The information provided on this blog is to, the best of our knowledge, accurate and up-to-date as of the date of posting. However, please be aware that information can change rapidly and without notice. Therefore, we cannot guarantee the accuracy or completeness of the information presented after the posting date. It is advised that readers exercise due diligence and independently verify the accuracy of information they find on this blog news feed. Here are links to the most current information available in relation to our Membership, Saskatchewan Case Law, and Saskatchewan Legislation.
Every year on March 8th we celebrate International Women’s Day. It’s a day to reflect on the challenges women still face and to celebrate our achievements. We also take the opportunity to look back on influential women who have helped pave the way for all women in the legal profession.
Many women in Saskatchewan had to be bold to practice law, as they weren’t allowed to become members of the Law Society until 1913 when there was an amendment to The Legal Profession Act. The amendment allowed for the admission of female students, and the first two women to become students-at-law were Margaret I. Burgess and Mattie S. Boyles.
Margaret I. Burgess was refused application to become a student-at-law in 1912, but that wouldn’t stop her. In 1913, when the amendment to The Legal Profession Act was made, she became the first female student-at-law and in 1918 the second female member of the Law Society of Saskatchewan.
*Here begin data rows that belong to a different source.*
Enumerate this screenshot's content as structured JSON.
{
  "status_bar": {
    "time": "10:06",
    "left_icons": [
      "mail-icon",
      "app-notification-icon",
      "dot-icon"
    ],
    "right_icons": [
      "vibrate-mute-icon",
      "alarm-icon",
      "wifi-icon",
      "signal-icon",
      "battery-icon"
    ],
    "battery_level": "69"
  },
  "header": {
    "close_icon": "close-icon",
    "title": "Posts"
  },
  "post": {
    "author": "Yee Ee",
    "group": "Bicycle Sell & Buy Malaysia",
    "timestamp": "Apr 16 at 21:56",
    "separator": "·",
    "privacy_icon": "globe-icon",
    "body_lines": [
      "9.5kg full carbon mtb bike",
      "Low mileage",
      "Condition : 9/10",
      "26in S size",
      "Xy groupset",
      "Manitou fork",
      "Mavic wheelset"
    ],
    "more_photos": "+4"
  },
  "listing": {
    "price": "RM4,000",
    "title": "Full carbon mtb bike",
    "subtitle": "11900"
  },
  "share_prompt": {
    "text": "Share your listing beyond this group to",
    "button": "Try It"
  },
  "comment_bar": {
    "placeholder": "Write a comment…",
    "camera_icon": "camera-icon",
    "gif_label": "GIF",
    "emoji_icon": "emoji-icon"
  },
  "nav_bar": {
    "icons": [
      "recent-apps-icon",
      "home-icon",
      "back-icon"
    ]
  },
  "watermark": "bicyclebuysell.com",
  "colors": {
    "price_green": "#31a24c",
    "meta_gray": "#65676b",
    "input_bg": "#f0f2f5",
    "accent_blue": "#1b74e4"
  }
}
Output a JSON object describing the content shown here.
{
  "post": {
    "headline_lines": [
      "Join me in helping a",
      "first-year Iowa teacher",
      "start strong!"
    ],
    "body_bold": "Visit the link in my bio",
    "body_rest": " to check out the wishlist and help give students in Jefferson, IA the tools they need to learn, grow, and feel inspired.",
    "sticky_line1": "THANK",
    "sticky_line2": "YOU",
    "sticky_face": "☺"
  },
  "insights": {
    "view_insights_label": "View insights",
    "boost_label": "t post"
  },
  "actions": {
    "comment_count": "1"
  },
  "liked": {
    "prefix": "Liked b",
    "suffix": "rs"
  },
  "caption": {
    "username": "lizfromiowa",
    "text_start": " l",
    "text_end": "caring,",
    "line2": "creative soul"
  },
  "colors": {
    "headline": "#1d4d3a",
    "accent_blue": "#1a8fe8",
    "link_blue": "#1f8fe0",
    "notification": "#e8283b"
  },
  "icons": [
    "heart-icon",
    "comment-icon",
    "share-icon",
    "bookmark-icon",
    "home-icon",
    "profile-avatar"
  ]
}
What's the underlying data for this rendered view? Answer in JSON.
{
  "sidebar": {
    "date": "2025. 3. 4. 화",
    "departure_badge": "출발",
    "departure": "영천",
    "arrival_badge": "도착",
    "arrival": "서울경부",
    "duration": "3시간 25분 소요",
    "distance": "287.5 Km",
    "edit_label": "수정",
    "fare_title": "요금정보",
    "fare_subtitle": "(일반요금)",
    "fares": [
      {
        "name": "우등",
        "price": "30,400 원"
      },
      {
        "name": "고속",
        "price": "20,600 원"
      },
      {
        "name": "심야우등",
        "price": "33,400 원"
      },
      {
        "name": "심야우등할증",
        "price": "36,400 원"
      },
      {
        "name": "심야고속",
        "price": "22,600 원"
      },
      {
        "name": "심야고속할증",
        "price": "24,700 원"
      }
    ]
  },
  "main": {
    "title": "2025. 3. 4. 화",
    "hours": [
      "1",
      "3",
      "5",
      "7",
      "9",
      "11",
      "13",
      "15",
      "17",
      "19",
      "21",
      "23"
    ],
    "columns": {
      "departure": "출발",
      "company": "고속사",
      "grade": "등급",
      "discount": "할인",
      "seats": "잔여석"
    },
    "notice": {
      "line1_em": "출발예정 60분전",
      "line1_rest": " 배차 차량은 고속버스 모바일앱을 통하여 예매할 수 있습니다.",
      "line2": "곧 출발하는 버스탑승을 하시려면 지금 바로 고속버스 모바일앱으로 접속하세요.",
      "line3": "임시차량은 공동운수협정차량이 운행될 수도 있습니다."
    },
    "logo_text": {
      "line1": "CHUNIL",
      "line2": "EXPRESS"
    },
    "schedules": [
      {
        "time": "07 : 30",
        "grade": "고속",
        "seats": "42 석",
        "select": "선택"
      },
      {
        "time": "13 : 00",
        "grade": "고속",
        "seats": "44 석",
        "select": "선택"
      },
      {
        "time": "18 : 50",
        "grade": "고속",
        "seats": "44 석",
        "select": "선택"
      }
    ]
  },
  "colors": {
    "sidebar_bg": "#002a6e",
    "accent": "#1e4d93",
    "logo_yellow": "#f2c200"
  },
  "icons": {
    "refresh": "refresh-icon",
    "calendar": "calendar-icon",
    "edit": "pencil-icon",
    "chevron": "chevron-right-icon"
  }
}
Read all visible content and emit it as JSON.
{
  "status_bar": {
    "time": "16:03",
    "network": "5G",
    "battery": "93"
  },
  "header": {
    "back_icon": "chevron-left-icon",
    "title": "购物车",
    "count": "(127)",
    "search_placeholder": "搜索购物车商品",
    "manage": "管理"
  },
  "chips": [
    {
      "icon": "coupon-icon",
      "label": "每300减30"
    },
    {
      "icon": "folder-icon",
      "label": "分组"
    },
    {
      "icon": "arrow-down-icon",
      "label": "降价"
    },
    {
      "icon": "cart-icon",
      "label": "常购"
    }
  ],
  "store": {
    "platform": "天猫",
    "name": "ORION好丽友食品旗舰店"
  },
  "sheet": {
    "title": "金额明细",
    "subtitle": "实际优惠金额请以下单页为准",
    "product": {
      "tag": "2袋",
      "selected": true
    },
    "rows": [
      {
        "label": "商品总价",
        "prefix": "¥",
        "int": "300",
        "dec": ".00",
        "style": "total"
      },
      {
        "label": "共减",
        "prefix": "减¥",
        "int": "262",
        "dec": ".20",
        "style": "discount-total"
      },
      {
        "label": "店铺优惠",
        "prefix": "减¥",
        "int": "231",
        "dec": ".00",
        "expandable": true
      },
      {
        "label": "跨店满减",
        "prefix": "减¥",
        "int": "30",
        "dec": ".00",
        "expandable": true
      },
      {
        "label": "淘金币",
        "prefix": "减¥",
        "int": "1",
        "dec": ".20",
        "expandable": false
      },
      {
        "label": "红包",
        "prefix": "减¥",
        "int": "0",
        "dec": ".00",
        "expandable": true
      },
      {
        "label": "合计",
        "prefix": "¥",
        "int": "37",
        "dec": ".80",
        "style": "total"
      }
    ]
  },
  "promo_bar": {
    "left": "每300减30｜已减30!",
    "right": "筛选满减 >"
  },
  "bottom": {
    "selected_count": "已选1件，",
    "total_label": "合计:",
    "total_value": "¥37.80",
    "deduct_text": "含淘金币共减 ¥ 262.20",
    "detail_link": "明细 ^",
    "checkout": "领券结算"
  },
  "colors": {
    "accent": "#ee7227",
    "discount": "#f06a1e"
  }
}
She established her practice in the Westman Chambers in 1924 and was later a judge in the Juvenile Court of Saskatchewan.
Another woman who embodied boldness was Ruth McGill. Despite having been afflicted by Polio at a young age, she became a member of the Law Society in 1933 and worked in private practice until her death in 1974. She had offices in the Canada Life Assurance building and the Debenture Company of Canada office building, and later became the president of the company, which was founded by her father. She was also a member of the National Board of the Canadian Federation of Business, the Women’s Canadian Club of Canada, the Regina Hospital Board of Governors and was a city councilor for three years.
For more bold women, look out for the Spring 2017 issue of the Benchers’ Digest, which will have a detailed timeline of the Law Society of Saskatchewan. Take a look at our previous posts celebrating International Women’s Day for more great information!
Book Review – Women, Law, and Equality
Celebrating International Women’s Day
Chronology, Women and the Legal Profession in Saskatchewan
The Female View from the Bench 1968 (Throwback Thursday)
The Road to Equality (Throwback Thursday)
Mentiplay, Iain A. (2007). A Century of Integrity: The Law Society of Saskatchewan 1907 to 2007. Regina: Law Society of Saskatchewan.
International Women’s Day. Retrieved on 7 March 2017, online: <https://internationalwomensday.com/>